Family: Asteraceae

Energetics: warm, dry, tonifying

Taste: bitter, pungent, salty, sweet

Parts used: flowers

Affinities: lymphatic system

Actions: draining, lymphatic, alterative, diaphoretic, vulnerary, antimicrobial

Preparations: tea, tincture, topical preparations

Cautions: Safe except for those with allergies to the asteraceae family.

Therapeutic Uses:

  • Useful for moving lymph fluid especially around the intestines. 
  • Useful for healing wounds of any kind including those in the digestive system such as leaky gut syndrome. 
  • Aids in depression when you just don’t feel like you can move forward. 
  • Excellent for use in any skincare preparation due to its vulnerary (wound healing) and antimicrobial nature.  
This product is not intended to diagnose, treat, cure, or prevent any disease. For educational purposes only.

Botanical name: Acorus calamus

Family: Araceae

Energetics: warm, dry, relaxant

Taste: bitter, pungent, aromatic

Parts used: rhyzome

Affinities: digestive and nervous systems

Actions: dispersive, diffusive, carminative, cholagogue, antispasmodic, emmenagogue, diaphoretic, expectorant, nervine

Preparations: tea/ decoction, tincture

Cautions: Typically a safe herb to use. 

Therapeutic Uses:

  • Aids in digestion and digestive issues including gas, stomach upset, digestive spasm, heartburn, and leaky gut.
  • As an expectorant, it helps break up and expel mucus from the lungs. 
  • Useful for uterine cramping.
  • Calamus is helpful when you are feeling cold and stuck emotionally including addictive behaviors. 
This product is not intended to diagnose, treat, cure, or prevent any disease. For educational purposes only.

Botanical Name – Nepeta cataria

Family: Lamiaceae

Energetics: cool, dry, relaxant

Taste: pungent, aromatic, acrid

Parts used: leaves

Affinities: digestive and nervous systems

Actions: Digestive, carminative, hepatic, nervine, diaphoretic, sedative, antispasmodic

Preparations: tincture, tea, bath, poultice

Cautions: Generally regarded as safe. Consult with a qualified herbalist before use during pregnancy.

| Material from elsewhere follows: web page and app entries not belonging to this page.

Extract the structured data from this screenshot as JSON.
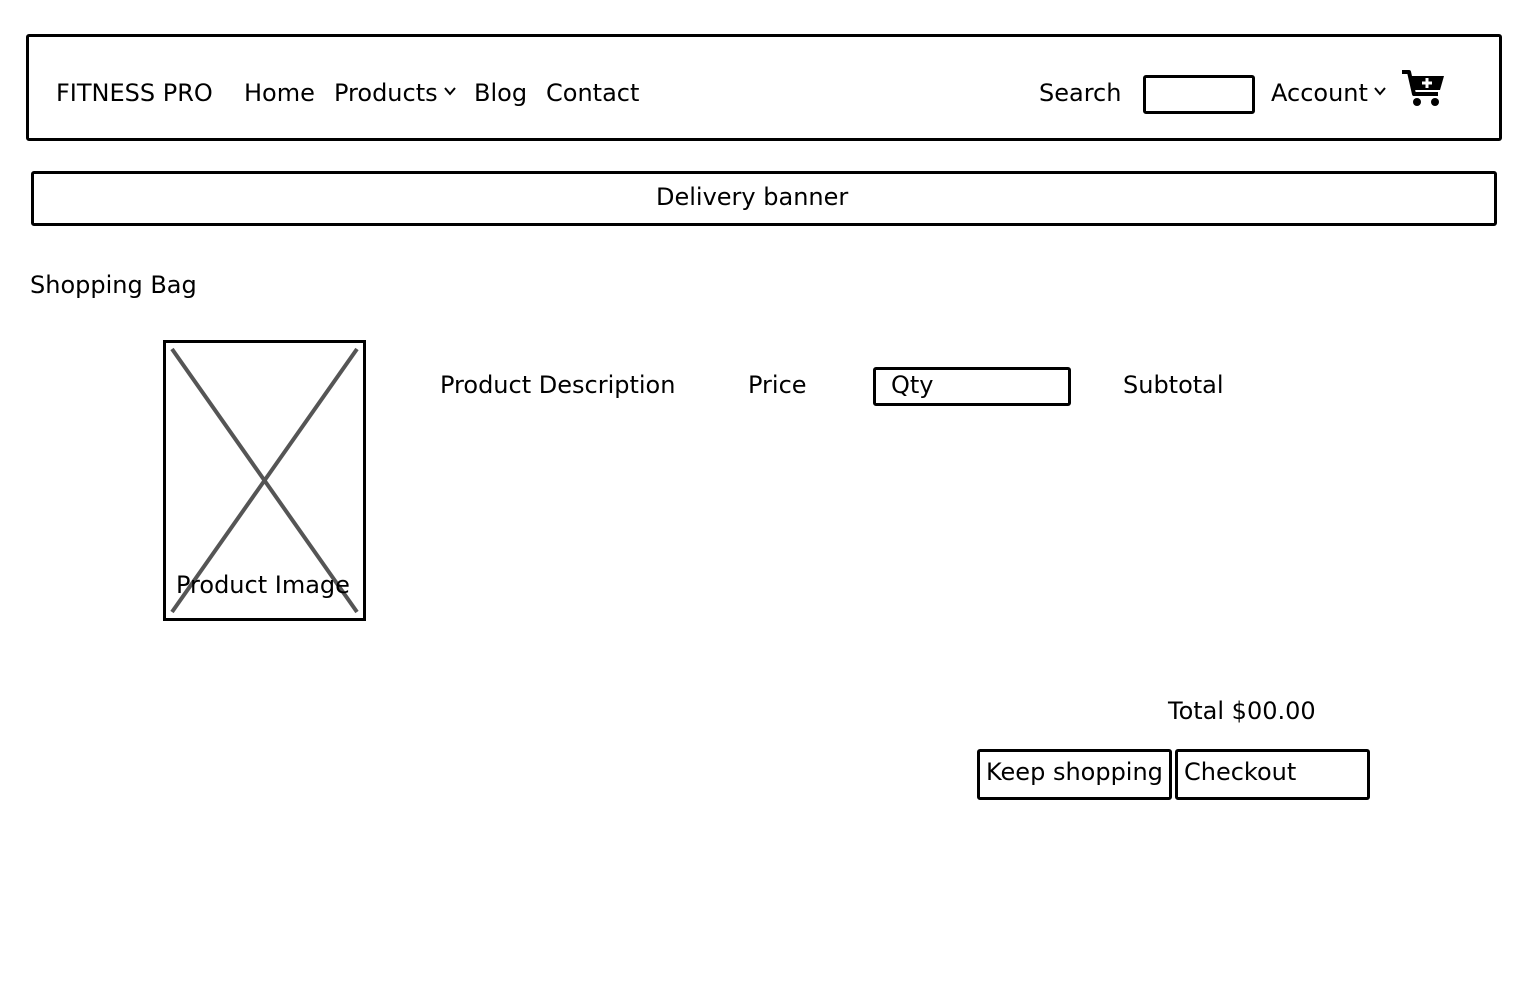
{
  "header": {
    "brand": "FITNESS PRO",
    "nav": {
      "home": "Home",
      "products": "Products",
      "blog": "Blog",
      "contact": "Contact"
    },
    "search_label": "Search",
    "search_value": "",
    "account_label": "Account",
    "cart_icon": "cart-add-icon",
    "dropdown_icon": "chevron-down-icon"
  },
  "banner": {
    "text": "Delivery banner"
  },
  "bag": {
    "title": "Shopping Bag",
    "image_placeholder": "Product Image",
    "columns": {
      "description": "Product Description",
      "price": "Price",
      "qty": "Qty",
      "subtotal": "Subtotal"
    },
    "total": "Total $00.00",
    "keep_shopping": "Keep shopping",
    "checkout": "Checkout"
  }
}
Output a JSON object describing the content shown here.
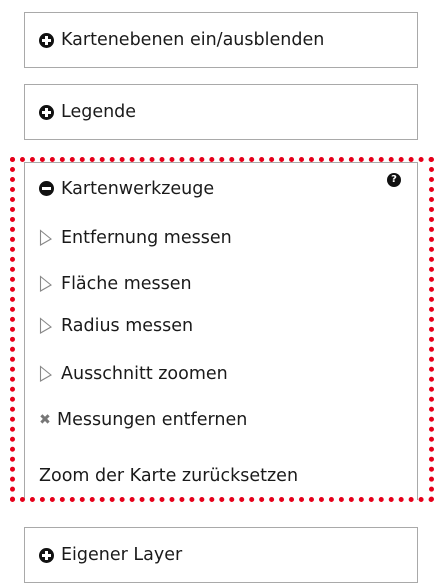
{
  "panels": {
    "layers_label": "Kartenebenen ein/ausblenden",
    "legend_label": "Legende",
    "own_layer_label": "Eigener Layer"
  },
  "tools": {
    "header_label": "Kartenwerkzeuge",
    "help_glyph": "?",
    "items": [
      {
        "label": "Entfernung messen",
        "icon": "pointer-arrow-icon"
      },
      {
        "label": "Fläche messen",
        "icon": "pointer-arrow-icon"
      },
      {
        "label": "Radius messen",
        "icon": "pointer-arrow-icon"
      },
      {
        "label": "Ausschnitt zoomen",
        "icon": "pointer-arrow-icon"
      },
      {
        "label": "Messungen entfernen",
        "icon": "close-icon"
      },
      {
        "label": "Zoom der Karte zurücksetzen",
        "icon": ""
      }
    ]
  },
  "colors": {
    "highlight_border": "#e6001a",
    "panel_border": "#a9a9a9",
    "icon": "#111111"
  }
}
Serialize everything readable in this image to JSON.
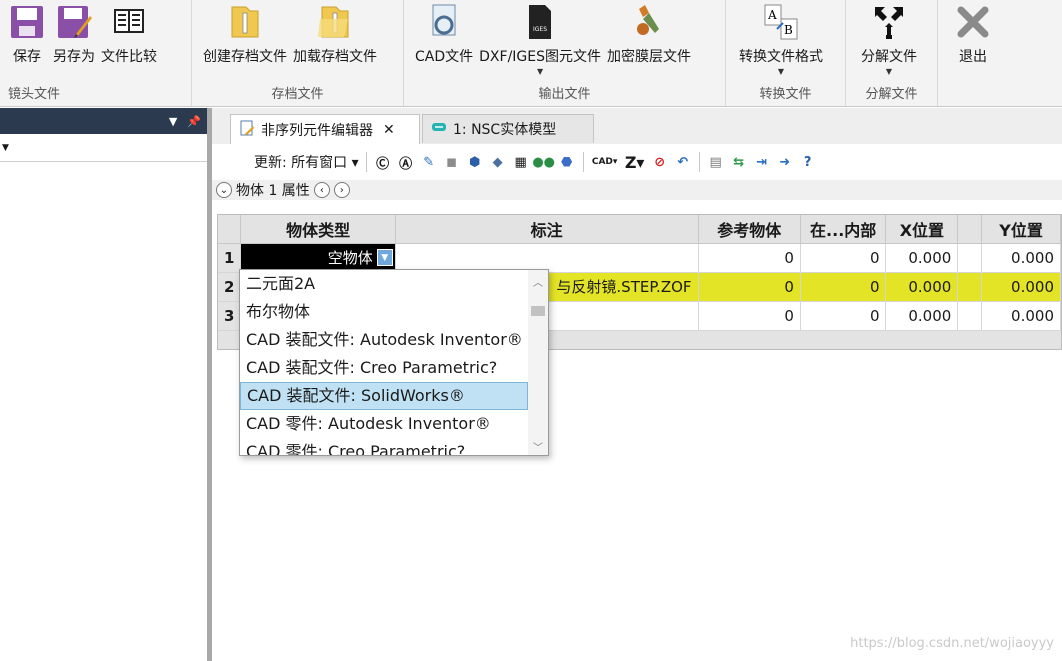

The sedative effects are more noticeable with children. Best not to use in high doses or for prolonged periods. 

Therapeutic Uses:

  • Helps in digestion as the aromatic constituents promote the production of gastric secretions.
  • This warming mint can help move gas out of the gut.
  • Catnip is a diaphoretic which aids the body in releasing the heat of fever.
  • This herb is very helpful when nervousness and anxiety are tied up with gut upset. It works in both directions, both helping with gut upset due to anxiety or high anxiety due to gut upset. These issues are often linked, and catnip is a powerful ally.
  • Catnip is a mild sedative and is helpful at bedtime when you are having trouble falling asleep.
This product is not intended to diagnose, treat, cure, or prevent any disease. For educational purposes only.

Botanical Name – Matricaria recutita

Family: Compositae (Asteraceae)

Energetics: warm, neutral, relaxant

Taste: bitter, aromatic, sweet

Parts used: flowers

Affinities: digestive, nervous, and reproductive systems

Actions: stomachic, carminative, nervine, sedative, antispasmodic, vulnerary

Preparations: tea, honey infusion, tincture

Cautions: Very safe for all ages. 

Therapeutic Uses:

  • Helpful for upset stomachs due to tension or nervousness. Chamomile stimulates digestive fluid secretions which helps with assimilation.
  • Relaxes smooth muscles of the digestive tract for better digestion.
  • Helps calm individuals with nervous exhaustion to get better sleep. 
  • Soothes tense, tight muscles. 
  • Topically, chamomile helps with inflammatory skin conditions and can help with eye irritation such as conjunctivitis.
  • Chamomile is excellent for both physical and emotional tension.
This product is not intended to diagnose, treat, cure, or prevent any disease. For educational purposes only.